Create Your Learning Space

It's important to take into consideration the different methods you will be learning in each of your classes and construct a beneficial learning environment for yourself as you transition to in-person learning.

As a reminder, your ultimate goal in any learning environment is to continue to learn new things, try new approaches, and find new ways to engage with the material, your classmates, and instructor. The various instructional models classes will take are described below, as are some tips for optimizing your learning space!

Creating Your Learning Space

When learning at home, It is essential that you set up a space that feels comfortable, is quiet and with limited distractions, and allows you to focus on your classwork, lectures, and studying.

Quick tips:

  • If at all possible use a desk or table and a chair. Sometimes your bed is the only quiet place you have. If that is the case, simply set yourself up so you are propped up and can use your computer/laptop/phone with ease.

  • If you have them, use headphones to mute surrounding noises.

  • Limit distractions:

        • Put away that cell phone!

        • Pause social media (it will be there when you get back).

        • Don’t multitask even though it is tempting.

        • Exit non-essential browsers as it may slow your internet speed.

        • Let folks in your space know when you are “in class” and studying.

  • Get up and get dressed. Best to not attend class in your PJs!

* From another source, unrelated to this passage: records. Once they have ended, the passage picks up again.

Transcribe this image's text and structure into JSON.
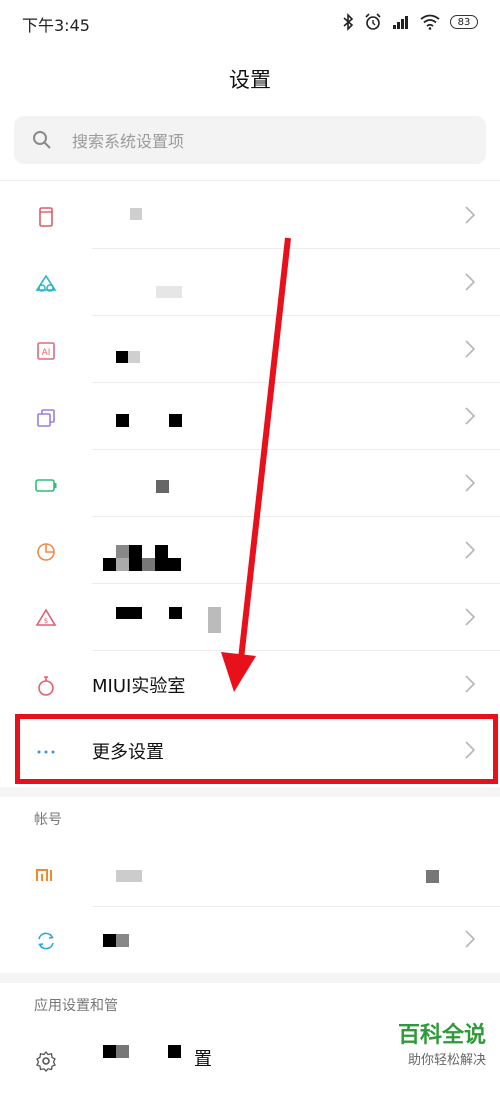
{
  "status_bar": {
    "time": "下午3:45",
    "battery": "83"
  },
  "header": {
    "title": "设置"
  },
  "search": {
    "placeholder": "搜索系统设置项"
  },
  "items": [
    {
      "label": "",
      "icon": "phone-icon",
      "color": "#e05a63"
    },
    {
      "label": "",
      "icon": "theme-icon",
      "color": "#25b6c9"
    },
    {
      "label": "",
      "icon": "ai-icon",
      "color": "#e36878"
    },
    {
      "label": "",
      "icon": "copy-icon",
      "color": "#9a7ee0"
    },
    {
      "label": "",
      "icon": "battery-icon",
      "color": "#2fbf78"
    },
    {
      "label": "",
      "icon": "pie-icon",
      "color": "#f08a4a"
    },
    {
      "label": "",
      "icon": "security-icon",
      "color": "#e26070"
    },
    {
      "label": "MIUI实验室",
      "icon": "flask-icon",
      "color": "#e26070"
    },
    {
      "label": "更多设置",
      "icon": "more-icon",
      "color": "#3a8fe6"
    }
  ],
  "section_account": {
    "header": "帐号"
  },
  "account_items": [
    {
      "label": "",
      "icon": "mi-icon",
      "color": "#f08a2a"
    },
    {
      "label": "",
      "icon": "sync-icon",
      "color": "#25a7d8"
    }
  ],
  "section_apps": {
    "header": "应用设置和管"
  },
  "app_items": [
    {
      "label": "置",
      "icon": "gear-icon",
      "color": "#555555"
    }
  ],
  "watermark": {
    "title": "百科全说",
    "subtitle": "助你轻松解决"
  }
}
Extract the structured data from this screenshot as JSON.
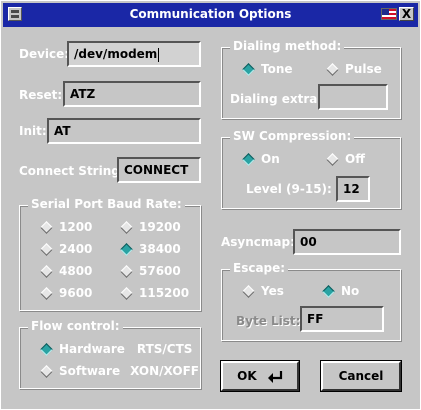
{
  "window": {
    "title": "Communication Options",
    "flag_icon": "us-flag-icon",
    "close_label": "X"
  },
  "left": {
    "device": {
      "label": "Device:",
      "value": "/dev/modem"
    },
    "reset": {
      "label": "Reset:",
      "value": "ATZ"
    },
    "init": {
      "label": "Init:",
      "value": "AT"
    },
    "connect": {
      "label": "Connect String:",
      "value": "CONNECT"
    },
    "baud": {
      "title": "Serial Port Baud Rate:",
      "options": [
        "1200",
        "19200",
        "2400",
        "38400",
        "4800",
        "57600",
        "9600",
        "115200"
      ],
      "selected": "38400"
    },
    "flow": {
      "title": "Flow control:",
      "options": [
        {
          "name": "Hardware",
          "detail": "RTS/CTS"
        },
        {
          "name": "Software",
          "detail": "XON/XOFF"
        }
      ],
      "selected": "Hardware"
    }
  },
  "right": {
    "dialing": {
      "title": "Dialing method:",
      "options": [
        "Tone",
        "Pulse"
      ],
      "selected": "Tone",
      "extras_label": "Dialing extras:",
      "extras_value": ""
    },
    "compression": {
      "title": "SW Compression:",
      "options": [
        "On",
        "Off"
      ],
      "selected": "On",
      "level_label": "Level (9-15):",
      "level_value": "12"
    },
    "asyncmap": {
      "label": "Asyncmap:",
      "value": "00"
    },
    "escape": {
      "title": "Escape:",
      "options": [
        "Yes",
        "No"
      ],
      "selected": "No",
      "byte_list_label": "Byte List:",
      "byte_list_value": "FF"
    }
  },
  "buttons": {
    "ok": "OK",
    "cancel": "Cancel",
    "ok_icon": "enter-arrow-icon"
  },
  "colors": {
    "titlebar": "#1a27a6",
    "window": "#c6c6c6",
    "radio_on": "#2aa3a3"
  }
}
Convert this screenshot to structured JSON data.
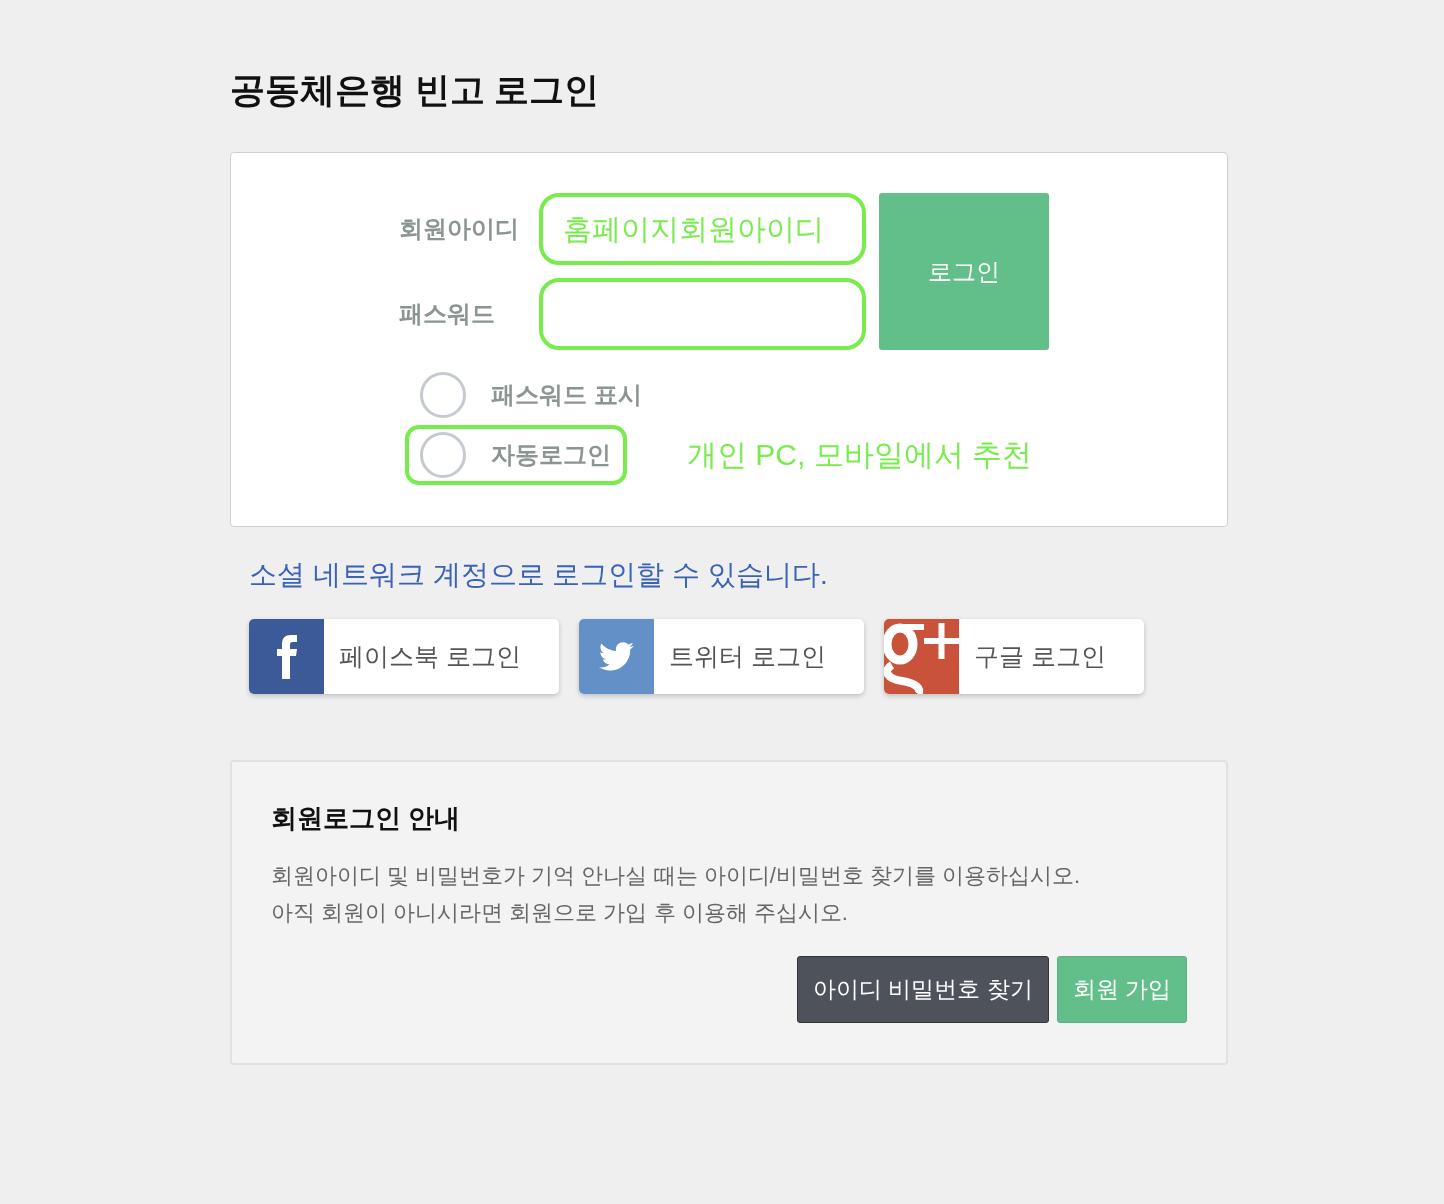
{
  "title": "공동체은행 빈고 로그인",
  "login": {
    "fields": [
      {
        "label": "회원아이디",
        "placeholder": "홈페이지회원아이디",
        "highlighted": true
      },
      {
        "label": "패스워드",
        "highlighted": true
      }
    ],
    "submit": "로그인",
    "options": [
      {
        "label": "패스워드 표시",
        "checked": false,
        "highlighted": false
      },
      {
        "label": "자동로그인",
        "checked": false,
        "highlighted": true,
        "note": "개인 PC, 모바일에서 추천"
      }
    ]
  },
  "social": {
    "heading": "소셜 네트워크 계정으로 로그인할 수 있습니다.",
    "buttons": [
      {
        "kind": "facebook",
        "label": "페이스북 로그인"
      },
      {
        "kind": "twitter",
        "label": "트위터 로그인"
      },
      {
        "kind": "google",
        "label": "구글 로그인"
      }
    ]
  },
  "info": {
    "title": "회원로그인 안내",
    "lines": [
      "회원아이디 및 비밀번호가 기억 안나실 때는 아이디/비밀번호 찾기를 이용하십시오.",
      "아직 회원이 아니시라면 회원으로 가입 후 이용해 주십시오."
    ],
    "buttons": [
      {
        "kind": "secondary",
        "label": "아이디 비밀번호 찾기"
      },
      {
        "kind": "primary",
        "label": "회원 가입"
      }
    ]
  }
}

Inside the Virtual “classroom”

Though you may not be physically on campus in a classroom, in remote classes you are still in class. Reading and writing, online lectures (via Zoom or Google Hangouts) are the main ways you'll communicate in a remote learning classroom.

Although some hard copies of textbooks may still be required, you should be prepared to access classroom materials online. Course materials can still be purchased from the Bay Tree Bookstore.

Quick Tips:

  • Read the syllabus carefully! Note remote library access and information on disability accommodations.

  • Take notes when you’re reading or watching lectures. Write down what you don’t understand.

  • Get into the discussion forums. Comment on things you find interesting, relevant, or confusing.

  • Ask questions (unmute yourself first! Or use the chat function). You’ll soon see you’re not the only one seeking answers.

  • Be helpful when you can — the confidence gained from helping others succeed is a great motivator for success.

  • Learn how to watch video lectures, how to submit assignments, how to take exams, how to move from one module to the next, what’s happening this or next week…All of this information is available in Canvas.

Technology and Internet Access

Do you have the tools you need?

Check in with your instructor. What kind of computer, laptop, or tablet do you need? What software do you need? Is there adequate internet access in your remote location? Check out this collection of tech resources.

Some tips from the ITS website:

  • A few options if you need to establish network connectivity from off campus are Comcast, Cruzio, AT&T, Charter Communications, and Google Fi. Please contact the companies directly to arrange for services and make sure to ask for student discounts!